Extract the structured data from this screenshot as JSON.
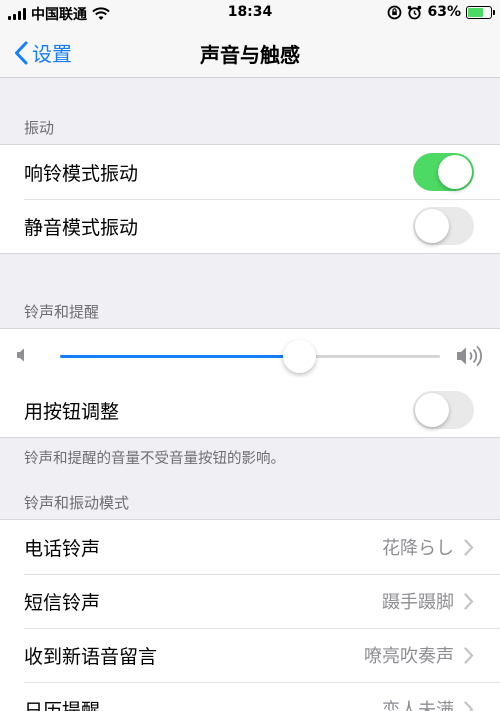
{
  "status_bar": {
    "carrier": "中国联通",
    "time": "18:34",
    "battery_percent": "63%"
  },
  "nav": {
    "back_label": "设置",
    "title": "声音与触感"
  },
  "vibration": {
    "header": "振动",
    "ring_vibrate_label": "响铃模式振动",
    "ring_vibrate_on": true,
    "silent_vibrate_label": "静音模式振动",
    "silent_vibrate_on": false
  },
  "ringer": {
    "header": "铃声和提醒",
    "volume_level": 0.63,
    "change_with_buttons_label": "用按钮调整",
    "change_with_buttons_on": false,
    "footer": "铃声和提醒的音量不受音量按钮的影响。"
  },
  "patterns": {
    "header": "铃声和振动模式",
    "items": [
      {
        "label": "电话铃声",
        "value": "花降らし"
      },
      {
        "label": "短信铃声",
        "value": "蹑手蹑脚"
      },
      {
        "label": "收到新语音留言",
        "value": "嘹亮吹奏声"
      },
      {
        "label": "日历提醒",
        "value": "恋人未满"
      }
    ]
  }
}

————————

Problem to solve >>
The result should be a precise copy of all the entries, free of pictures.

Response box >>
Extract the structured data from this screenshot as JSON.
{
  "status_bar": {
    "carrier": "中国联通",
    "time": "18:34",
    "battery_percent": "63%"
  },
  "nav": {
    "back_label": "设置",
    "title": "声音与触感"
  },
  "vibration": {
    "header": "振动",
    "ring_vibrate_label": "响铃模式振动",
    "ring_vibrate_on": true,
    "silent_vibrate_label": "静音模式振动",
    "silent_vibrate_on": false
  },
  "ringer": {
    "header": "铃声和提醒",
    "volume_level": 0.63,
    "change_with_buttons_label": "用按钮调整",
    "change_with_buttons_on": false,
    "footer": "铃声和提醒的音量不受音量按钮的影响。"
  },
  "patterns": {
    "header": "铃声和振动模式",
    "items": [
      {
        "label": "电话铃声",
        "value": "花降らし"
      },
      {
        "label": "短信铃声",
        "value": "蹑手蹑脚"
      },
      {
        "label": "收到新语音留言",
        "value": "嘹亮吹奏声"
      },
      {
        "label": "日历提醒",
        "value": "恋人未满"
      }
    ]
  }
}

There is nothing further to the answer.